The Effects of Dementia

Dementia affects an elderly person’s mental process. It can change their personalities, alter their reasoning skills, limit their memories, and even cause derangement in severe cases. The condition is persistent and chronic, affecting 10 percent of Singaporeans over the age of 60. By 2020, experts estimate that the number of dementia patients in Singapore will reach 53,000. Although dementia cannot be reversed, medical professionals have discovered some therapies and treatments that slow down its progress.

The Scope of the Jurong Art Therapy Study

The Jurong art therapy study spans 10 years, so the results will not be conclusive for a long time. However, the study co-leader, Professor Kua Ee Heok of the National University of Singapore, is hopeful. “We want to find out if art can improve their overall well-being and cognition, through an evidence-based approach,” he says.

At the beginning of the study, researchers took MRI scans of the senior patients’ brains. More scans were done at the three-month mark, and again at nine months. Thanks to the scans, the leaders of the study have a way to gauge improvement or decline in brain activity. Blood tests, spatial awareness tests, memory checks, and concentration tests are conducted before and during the study.

The Art Therapy Schedule for Seniors
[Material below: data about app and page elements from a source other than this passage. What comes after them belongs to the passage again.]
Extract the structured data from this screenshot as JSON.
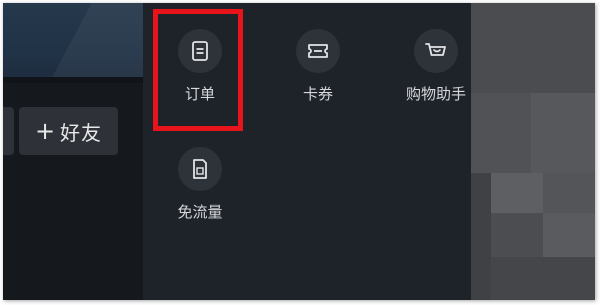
{
  "left_panel": {
    "add_friend_plus": "+",
    "add_friend_label": "好友"
  },
  "menu": {
    "items": [
      {
        "label": "订单",
        "icon": "document-icon"
      },
      {
        "label": "卡券",
        "icon": "ticket-icon"
      },
      {
        "label": "购物助手",
        "icon": "shopping-basket-icon"
      },
      {
        "label": "免流量",
        "icon": "sim-card-icon"
      }
    ],
    "highlighted_item": "订单"
  },
  "colors": {
    "highlight_border": "#e8141b",
    "panel_bg": "#1e2229",
    "icon_circle_bg": "#2e3339"
  }
}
Once a week, the participants visit an art museum or gallery, where a specially trained guide uses paintings and art to evoke emotions and stimulate memories of the participants. The following week, the participants will take part in a hands-on art class. This alternating pattern of exposure and expression may be effective in stimulating the brain and staving off some of the effects of dementia.

So far, there isn’t much hard evidence to support the claim that art therapy has a marked effect. Other trials have been conducted in various countries, but they have not been carefully structured or rigorously documented like the Jurong study. The anecdotal evidence reveals that seniors who do art therapy are happier, more well-adjusted, more sociable, and more alert.

Other types of therapy, such as meditation, music, and light exercise are also helpful with reducing dementia and depression symptoms.

How to Preserve Your Loved One’s Mind

Is there a senior in your life who could benefit from therapy? Perhaps depression and dementia are slowly stealing away the person you know and love. Bring your loved one to Adelphi Psych Medicine Clinic for an evaluation with one of the top psychologists in Singapore. We can identify your elderly relative’s current mental condition and provide information about art therapy, music therapy, and other programs that can help your loved one enjoy life and hold on to their precious memories.

News Feed from Adelphi Psych Medicine Clinic

Source: Straits Times, 8 April, 2016